BEGIN

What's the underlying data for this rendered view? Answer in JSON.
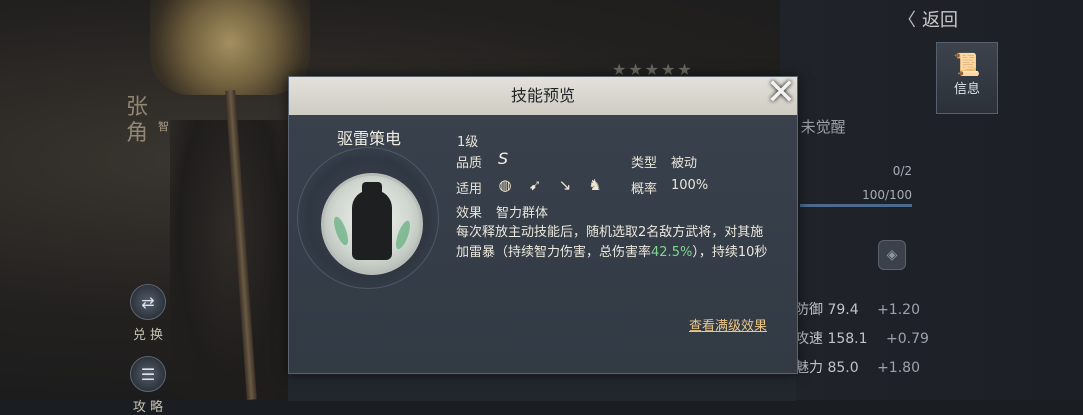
{
  "background": {
    "hero_name": "张角",
    "hero_tag": "智",
    "back_label": "返回",
    "side_buttons": [
      {
        "label": "兑 换",
        "icon": "exchange-icon"
      },
      {
        "label": "攻 略",
        "icon": "scroll-icon"
      }
    ],
    "info_tab": {
      "label": "信息",
      "icon": "scroll-icon"
    },
    "stars": "★★★★★",
    "awake_status": ") 未觉醒",
    "bar1": "0/2",
    "bar2": "100/100",
    "stats": [
      {
        "label": "防御",
        "value": "79.4",
        "bonus": "+1.20"
      },
      {
        "label": "攻速",
        "value": "158.1",
        "bonus": "+0.79"
      },
      {
        "label": "魅力",
        "value": "85.0",
        "bonus": "+1.80"
      }
    ]
  },
  "dialog": {
    "title": "技能预览",
    "skill_name": "驱雷策电",
    "level": "1级",
    "quality_label": "品质",
    "quality_value": "S",
    "type_label": "类型",
    "type_value": "被动",
    "applicable_label": "适用",
    "applicable_icons": [
      "shield-unit-icon",
      "bow-unit-icon",
      "spear-unit-icon",
      "cavalry-unit-icon"
    ],
    "rate_label": "概率",
    "rate_value": "100%",
    "effect_label": "效果",
    "effect_value": "智力群体",
    "description_1": "每次释放主动技能后，随机选取2名敌方武将，对其施加雷暴（持续智力伤害，总伤害率",
    "description_highlight": "42.5%",
    "description_2": "），持续10秒",
    "full_effect_link": "查看满级效果"
  },
  "colors": {
    "highlight": "#7fd58f",
    "link": "#e9c68a",
    "header_bg": "#e3e1da"
  }
}
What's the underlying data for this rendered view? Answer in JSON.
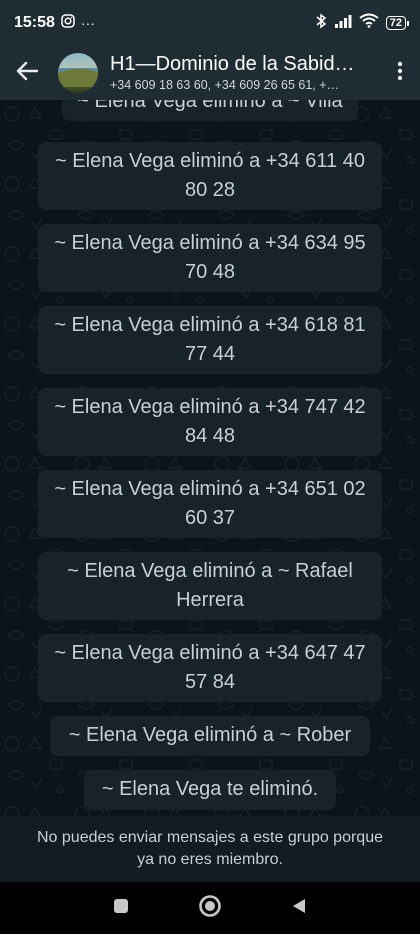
{
  "status_bar": {
    "time": "15:58",
    "more": "···",
    "battery": "72"
  },
  "header": {
    "title": "H1—Dominio de la Sabid…",
    "subtitle": "+34 609 18 63 60, +34 609 26 65 61, +…"
  },
  "messages": [
    "~ Elena Vega eliminó a ~ Villa",
    "~ Elena Vega eliminó a +34 611 40 80 28",
    "~ Elena Vega eliminó a +34 634 95 70 48",
    "~ Elena Vega eliminó a +34 618 81 77 44",
    "~ Elena Vega eliminó a +34 747 42 84 48",
    "~ Elena Vega eliminó a +34 651 02 60 37",
    "~ Elena Vega eliminó a ~ Rafael Herrera",
    "~ Elena Vega eliminó a +34 647 47 57 84",
    "~ Elena Vega eliminó a ~ Rober",
    "~ Elena Vega te eliminó."
  ],
  "footer": {
    "notice": "No puedes enviar mensajes a este grupo porque ya no eres miembro."
  },
  "icons": {
    "back": "arrow-left-icon",
    "menu": "more-vert-icon",
    "nav_recents": "square-icon",
    "nav_home": "circle-icon",
    "nav_back": "triangle-back-icon"
  },
  "colors": {
    "header_bg": "#1f2c34",
    "chat_bg": "#0b141a",
    "bubble_bg": "#182229",
    "footer_bg": "#111b21"
  }
}
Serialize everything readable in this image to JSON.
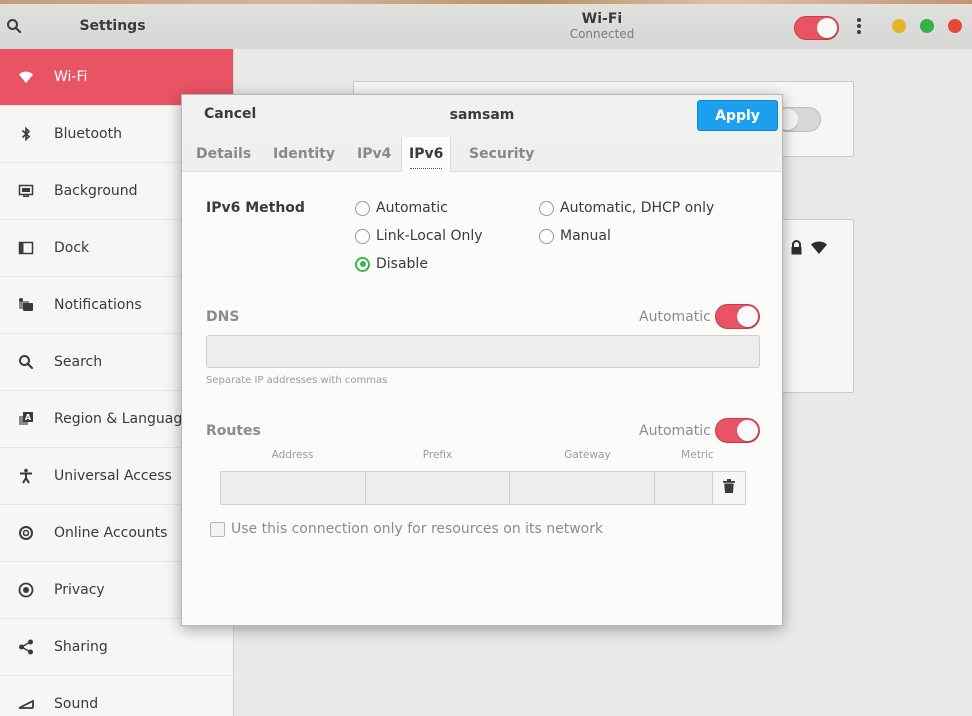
{
  "header": {
    "left_title": "Settings",
    "center_title": "Wi-Fi",
    "center_subtitle": "Connected",
    "wifi_switch_on": true,
    "icons": [
      "search-icon",
      "menu-dots-icon"
    ],
    "window_buttons": [
      "minimize",
      "maximize",
      "close"
    ]
  },
  "sidebar": {
    "items": [
      {
        "label": "Wi-Fi",
        "icon": "wifi-icon",
        "active": true
      },
      {
        "label": "Bluetooth",
        "icon": "bluetooth-icon"
      },
      {
        "label": "Background",
        "icon": "background-icon"
      },
      {
        "label": "Dock",
        "icon": "dock-icon"
      },
      {
        "label": "Notifications",
        "icon": "notifications-icon"
      },
      {
        "label": "Search",
        "icon": "search-icon"
      },
      {
        "label": "Region & Language",
        "icon": "region-icon"
      },
      {
        "label": "Universal Access",
        "icon": "universal-access-icon"
      },
      {
        "label": "Online Accounts",
        "icon": "online-accounts-icon"
      },
      {
        "label": "Privacy",
        "icon": "privacy-icon"
      },
      {
        "label": "Sharing",
        "icon": "sharing-icon"
      },
      {
        "label": "Sound",
        "icon": "sound-icon"
      }
    ]
  },
  "dialog": {
    "cancel_label": "Cancel",
    "title": "samsam",
    "apply_label": "Apply",
    "tabs": [
      {
        "label": "Details"
      },
      {
        "label": "Identity"
      },
      {
        "label": "IPv4"
      },
      {
        "label": "IPv6",
        "active": true
      },
      {
        "label": "Security"
      }
    ],
    "ipv6_method": {
      "label": "IPv6 Method",
      "options": [
        {
          "label": "Automatic",
          "checked": false
        },
        {
          "label": "Automatic, DHCP only",
          "checked": false
        },
        {
          "label": "Link-Local Only",
          "checked": false
        },
        {
          "label": "Manual",
          "checked": false
        },
        {
          "label": "Disable",
          "checked": true
        }
      ]
    },
    "dns": {
      "label": "DNS",
      "automatic_label": "Automatic",
      "automatic_on": true,
      "value": "",
      "hint": "Separate IP addresses with commas"
    },
    "routes": {
      "label": "Routes",
      "automatic_label": "Automatic",
      "automatic_on": true,
      "columns": [
        "Address",
        "Prefix",
        "Gateway",
        "Metric"
      ],
      "rows": [
        {
          "address": "",
          "prefix": "",
          "gateway": "",
          "metric": ""
        }
      ]
    },
    "only_local_label": "Use this connection only for resources on its network",
    "only_local_checked": false
  },
  "colors": {
    "accent_red": "#e95464",
    "apply_blue": "#1d9ff0",
    "radio_green": "#3eb34f"
  }
}
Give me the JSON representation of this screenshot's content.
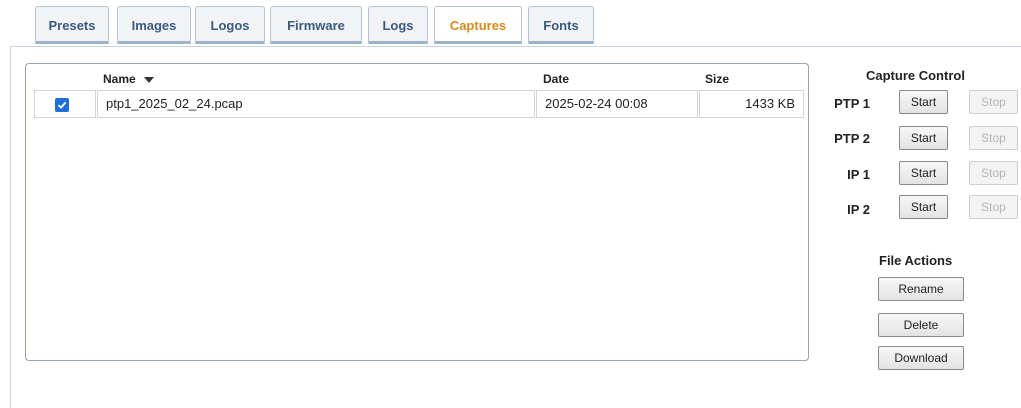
{
  "tabs": [
    {
      "label": "Presets"
    },
    {
      "label": "Images"
    },
    {
      "label": "Logos"
    },
    {
      "label": "Firmware"
    },
    {
      "label": "Logs"
    },
    {
      "label": "Captures",
      "active": true
    },
    {
      "label": "Fonts"
    }
  ],
  "table": {
    "columns": {
      "name": "Name",
      "date": "Date",
      "size": "Size"
    },
    "sort": {
      "column": "Name",
      "direction": "descending",
      "icon": "sort-down-arrow-icon"
    },
    "rows": [
      {
        "checked": true,
        "name": "ptp1_2025_02_24.pcap",
        "date": "2025-02-24 00:08",
        "size": "1433 KB"
      }
    ]
  },
  "capture_control": {
    "title": "Capture Control",
    "start_label": "Start",
    "stop_label": "Stop",
    "channels": [
      {
        "label": "PTP 1"
      },
      {
        "label": "PTP 2"
      },
      {
        "label": "IP 1"
      },
      {
        "label": "IP 2"
      }
    ]
  },
  "file_actions": {
    "title": "File Actions",
    "rename_label": "Rename",
    "delete_label": "Delete",
    "download_label": "Download"
  },
  "colors": {
    "active_tab_text": "#d88a1a",
    "tab_text": "#3a5a80",
    "checkbox_blue": "#1f6fd6"
  }
}
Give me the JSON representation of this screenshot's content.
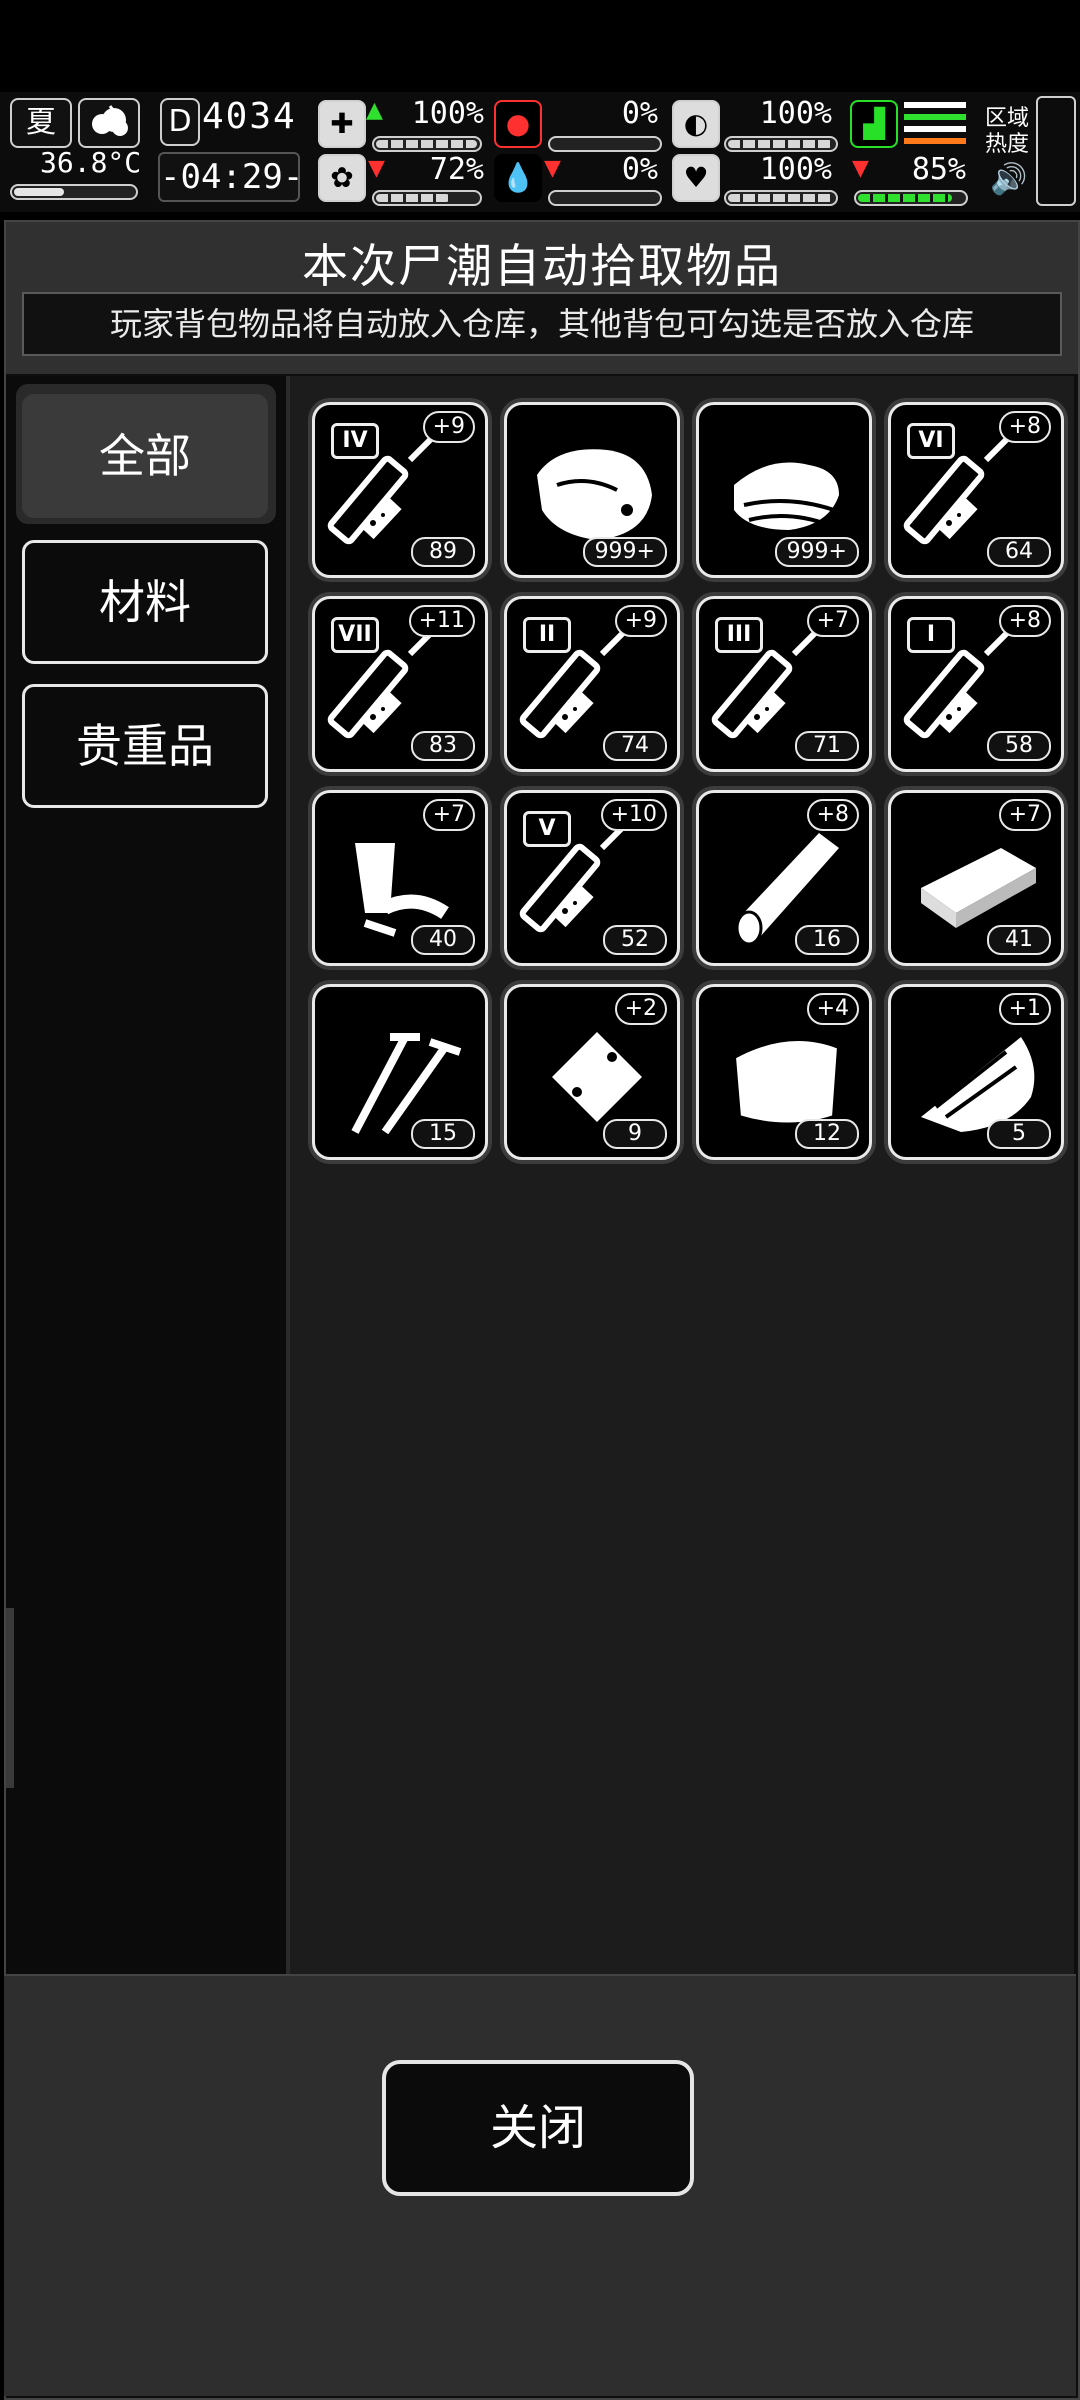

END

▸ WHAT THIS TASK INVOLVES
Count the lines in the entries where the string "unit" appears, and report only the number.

▸ OUTPUT BELOW
4